[Opening Working data section]

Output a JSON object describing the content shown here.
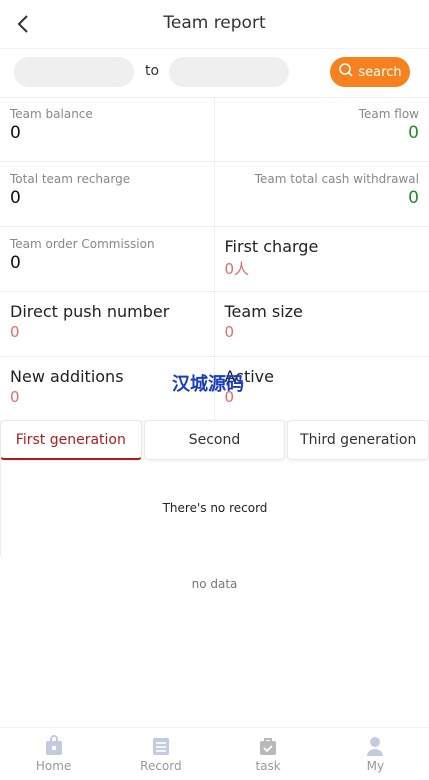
{
  "header": {
    "title": "Team report"
  },
  "filter": {
    "start_placeholder": "",
    "to_label": "to",
    "end_placeholder": "",
    "search_label": "search"
  },
  "stats": {
    "team_balance": {
      "label": "Team balance",
      "value": "0"
    },
    "team_flow": {
      "label": "Team flow",
      "value": "0"
    },
    "total_recharge": {
      "label": "Total team recharge",
      "value": "0"
    },
    "total_withdrawal": {
      "label": "Team total cash withdrawal",
      "value": "0"
    },
    "order_commission": {
      "label": "Team order Commission",
      "value": "0"
    },
    "first_charge": {
      "label": "First charge",
      "value": "0人"
    },
    "direct_push": {
      "label": "Direct push number",
      "value": "0"
    },
    "team_size": {
      "label": "Team size",
      "value": "0"
    },
    "new_additions": {
      "label": "New additions",
      "value": "0"
    },
    "active": {
      "label": "Active",
      "value": "0"
    }
  },
  "watermark": "汉城源码",
  "tabs": [
    {
      "label": "First generation"
    },
    {
      "label": "Second"
    },
    {
      "label": "Third generation"
    }
  ],
  "records": {
    "empty_text": "There's no record"
  },
  "no_data": "no data",
  "nav": [
    {
      "label": "Home",
      "icon": "home-icon"
    },
    {
      "label": "Record",
      "icon": "record-icon"
    },
    {
      "label": "task",
      "icon": "task-icon"
    },
    {
      "label": "My",
      "icon": "user-icon"
    }
  ],
  "colors": {
    "accent": "#f5821f",
    "active_tab": "#b21c1c",
    "positive": "#2a8a2a",
    "negative": "#e56b6b",
    "watermark": "#1a3cc0"
  }
}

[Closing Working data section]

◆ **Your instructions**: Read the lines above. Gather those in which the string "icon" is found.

◆ **Exercise result**:
      "icon": "home-icon"
      "icon": "record-icon"
      "icon": "task-icon"
      "icon": "user-icon"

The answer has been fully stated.